Page and application data records:
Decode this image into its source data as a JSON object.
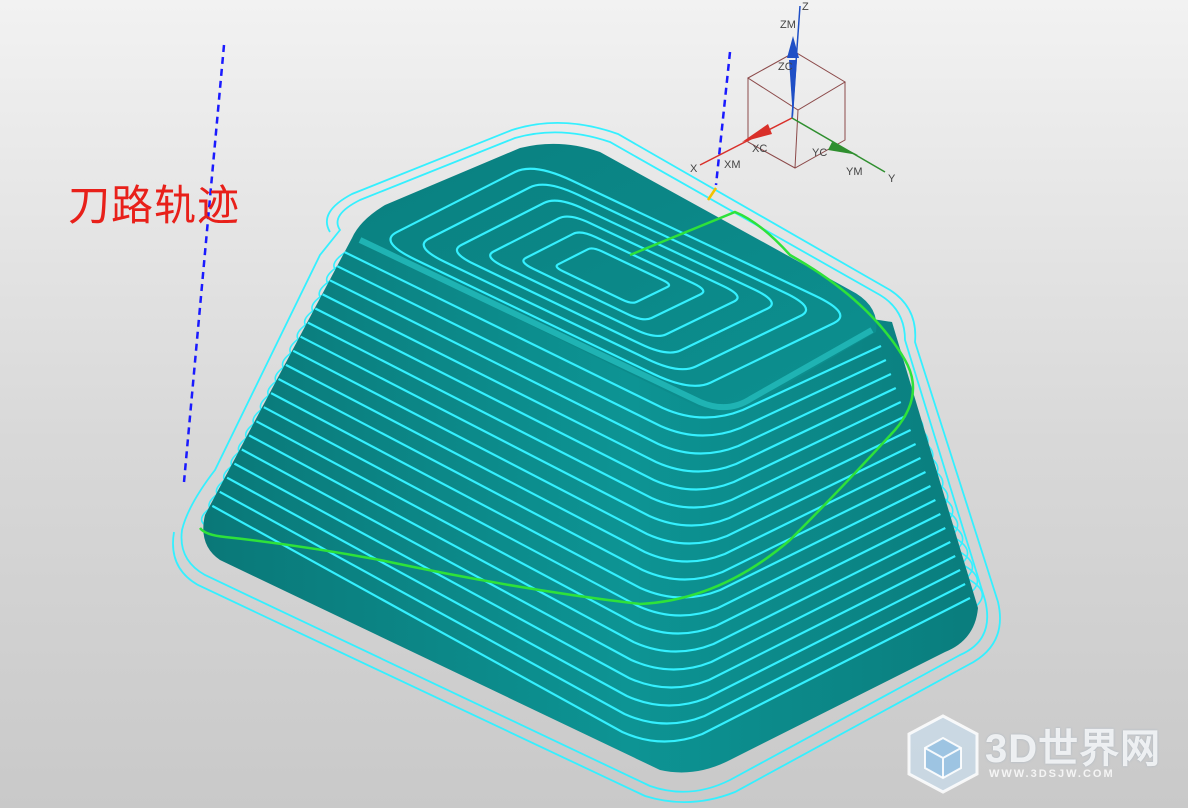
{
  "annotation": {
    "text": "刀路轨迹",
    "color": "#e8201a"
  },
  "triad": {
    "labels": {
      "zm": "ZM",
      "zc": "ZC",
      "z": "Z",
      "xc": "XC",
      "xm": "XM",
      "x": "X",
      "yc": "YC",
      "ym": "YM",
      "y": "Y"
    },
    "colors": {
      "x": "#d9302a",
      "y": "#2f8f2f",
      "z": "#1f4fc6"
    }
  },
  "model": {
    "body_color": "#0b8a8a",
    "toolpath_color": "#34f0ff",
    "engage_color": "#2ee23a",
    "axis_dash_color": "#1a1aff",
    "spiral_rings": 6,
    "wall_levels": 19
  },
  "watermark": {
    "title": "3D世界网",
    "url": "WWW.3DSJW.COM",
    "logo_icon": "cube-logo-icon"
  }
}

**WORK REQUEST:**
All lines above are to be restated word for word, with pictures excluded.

**YOUR RESPONSE:**
Decode this image into its source data as a JSON object.
{
  "annotation": {
    "text": "刀路轨迹",
    "color": "#e8201a"
  },
  "triad": {
    "labels": {
      "zm": "ZM",
      "zc": "ZC",
      "z": "Z",
      "xc": "XC",
      "xm": "XM",
      "x": "X",
      "yc": "YC",
      "ym": "YM",
      "y": "Y"
    },
    "colors": {
      "x": "#d9302a",
      "y": "#2f8f2f",
      "z": "#1f4fc6"
    }
  },
  "model": {
    "body_color": "#0b8a8a",
    "toolpath_color": "#34f0ff",
    "engage_color": "#2ee23a",
    "axis_dash_color": "#1a1aff",
    "spiral_rings": 6,
    "wall_levels": 19
  },
  "watermark": {
    "title": "3D世界网",
    "url": "WWW.3DSJW.COM",
    "logo_icon": "cube-logo-icon"
  }
}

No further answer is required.